I feel as though part of me has gone missing. We are the same age, Richard and I. We did things together, not joined at the hip but at the same time at the same stages in life. We grew up in monocrete houses. We were sub-atoms at the age of eight. We went through all of our school years in parallel and then went to the same University. We married at about the same time and had children of similar ages. We began our careers in Canberra and lived most of our lives there. We did triathlons together. I never bested him at anything, not that it matters. Dedication and focus were his great strengths, not mine. I knew at every finish line he would be there with that crazy grin and I knew that I had some way to go to reach his standard. I still do and aways will while ever the finish line is ahead of me.
from Carol Walters
Richard Norris is one of the very few people I do remember from Telopea as he was involved in my first memorable confusion at the school. Probably it was day one, I was 13 years old, had never been to a co-ed school and had no idea where I was or what the rules were. I stopped in the playground to talk to Richard and some others. It didn't seem like a terrible thing to do! A teacher came along and said in a booming voice "No fraternising!!!" As I had not the faintest idea what the word meant I could only gather from his tone that I had done something wrong and should stop doing it!!! No-one had bothered to mention to me the invisible line down the centre of the school which separated boys from girls; seemed a little pointless and strange to me but apparently that was the case.
Richard Norris was one of the few friendly faces I do remember and it is sad to know of his passing. Interestingly each time I received the emails I have read them and each time I have remembered Richard. [more]
from Brett Yeats
Richard Norris passed away on Monday after a long battle with cancer.

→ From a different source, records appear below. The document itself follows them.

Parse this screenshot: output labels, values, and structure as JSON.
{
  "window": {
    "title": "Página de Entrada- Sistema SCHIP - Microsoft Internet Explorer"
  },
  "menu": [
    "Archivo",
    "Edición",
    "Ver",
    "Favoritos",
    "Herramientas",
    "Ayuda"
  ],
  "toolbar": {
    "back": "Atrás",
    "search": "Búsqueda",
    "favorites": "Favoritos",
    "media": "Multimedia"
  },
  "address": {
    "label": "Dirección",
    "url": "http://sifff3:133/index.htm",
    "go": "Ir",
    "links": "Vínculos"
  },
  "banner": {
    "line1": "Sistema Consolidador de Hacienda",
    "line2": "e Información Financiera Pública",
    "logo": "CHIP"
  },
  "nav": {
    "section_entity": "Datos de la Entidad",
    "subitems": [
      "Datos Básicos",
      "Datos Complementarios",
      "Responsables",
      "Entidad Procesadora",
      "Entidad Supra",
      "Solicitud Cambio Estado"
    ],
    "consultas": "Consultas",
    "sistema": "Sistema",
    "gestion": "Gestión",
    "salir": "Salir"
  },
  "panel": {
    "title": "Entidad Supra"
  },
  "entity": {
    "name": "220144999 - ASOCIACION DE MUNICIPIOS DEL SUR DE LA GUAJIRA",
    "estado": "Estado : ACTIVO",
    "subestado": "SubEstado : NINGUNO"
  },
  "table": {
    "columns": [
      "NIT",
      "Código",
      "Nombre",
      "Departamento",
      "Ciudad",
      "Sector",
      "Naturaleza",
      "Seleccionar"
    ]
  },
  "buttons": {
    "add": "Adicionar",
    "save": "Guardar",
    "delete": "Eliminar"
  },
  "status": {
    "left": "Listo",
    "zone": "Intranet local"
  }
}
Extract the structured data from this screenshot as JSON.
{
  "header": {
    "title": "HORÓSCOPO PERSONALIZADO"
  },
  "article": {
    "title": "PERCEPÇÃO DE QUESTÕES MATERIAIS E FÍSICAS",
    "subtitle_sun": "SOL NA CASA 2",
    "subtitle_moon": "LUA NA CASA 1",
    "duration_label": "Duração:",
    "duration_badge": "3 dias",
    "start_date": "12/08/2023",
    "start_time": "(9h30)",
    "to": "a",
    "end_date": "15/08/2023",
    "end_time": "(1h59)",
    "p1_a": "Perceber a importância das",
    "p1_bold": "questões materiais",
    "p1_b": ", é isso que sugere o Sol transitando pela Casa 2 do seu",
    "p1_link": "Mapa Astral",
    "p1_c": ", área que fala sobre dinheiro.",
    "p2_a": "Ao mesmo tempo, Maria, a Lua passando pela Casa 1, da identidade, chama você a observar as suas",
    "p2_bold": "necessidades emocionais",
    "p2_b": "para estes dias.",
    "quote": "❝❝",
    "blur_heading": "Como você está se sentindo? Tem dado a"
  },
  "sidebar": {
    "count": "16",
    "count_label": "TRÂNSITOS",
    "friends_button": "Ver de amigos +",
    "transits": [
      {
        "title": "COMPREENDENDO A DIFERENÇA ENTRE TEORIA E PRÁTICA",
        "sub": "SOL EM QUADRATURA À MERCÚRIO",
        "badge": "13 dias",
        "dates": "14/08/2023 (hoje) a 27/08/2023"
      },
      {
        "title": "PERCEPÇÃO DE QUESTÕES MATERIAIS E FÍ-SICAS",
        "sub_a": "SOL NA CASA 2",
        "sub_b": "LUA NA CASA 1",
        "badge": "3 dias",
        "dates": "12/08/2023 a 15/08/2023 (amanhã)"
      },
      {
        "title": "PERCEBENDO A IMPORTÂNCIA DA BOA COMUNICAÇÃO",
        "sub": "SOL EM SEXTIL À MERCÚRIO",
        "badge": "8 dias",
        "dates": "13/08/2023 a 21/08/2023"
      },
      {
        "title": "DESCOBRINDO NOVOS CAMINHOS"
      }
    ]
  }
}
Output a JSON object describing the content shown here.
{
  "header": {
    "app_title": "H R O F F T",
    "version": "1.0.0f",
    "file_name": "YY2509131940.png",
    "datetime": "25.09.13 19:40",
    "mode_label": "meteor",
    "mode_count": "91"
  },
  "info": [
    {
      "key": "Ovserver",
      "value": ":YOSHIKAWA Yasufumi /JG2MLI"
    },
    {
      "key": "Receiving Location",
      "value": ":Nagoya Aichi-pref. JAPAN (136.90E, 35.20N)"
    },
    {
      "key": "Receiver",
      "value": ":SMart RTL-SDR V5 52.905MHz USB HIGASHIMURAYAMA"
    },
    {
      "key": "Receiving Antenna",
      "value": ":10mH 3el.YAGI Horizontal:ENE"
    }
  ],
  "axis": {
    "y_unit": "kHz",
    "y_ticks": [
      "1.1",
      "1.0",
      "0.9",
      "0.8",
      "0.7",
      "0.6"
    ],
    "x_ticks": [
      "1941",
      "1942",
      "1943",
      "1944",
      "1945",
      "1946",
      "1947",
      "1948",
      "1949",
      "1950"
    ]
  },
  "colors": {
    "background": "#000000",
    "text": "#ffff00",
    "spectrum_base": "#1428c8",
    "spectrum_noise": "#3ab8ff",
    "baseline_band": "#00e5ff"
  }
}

While losing any of our fellow Telopeans saddens me, Richard's death is more personal because I have spoken with him a few times this year. Richard and his wife Ursula joined a few of us for a barbecue here in May. He had that lovely smile that you can see in many of the class photos, and his attitude has been wonderful. He planned to go to South America (and did) and told me that he was hoping to live till the reunion.
I spoke to Richard last on Friday to see how he was. "Not well" he said, he was basically just waiting. "I think I'll miss the reunion by a couple of weeks". My offer to help him and Ursula was not needed because he had his family with him, also waiting for the inevitable.
Many of you knew Richard from primary school, many of you will be saddened by this news.
Details are in the Death Notice from today's Canberra Times.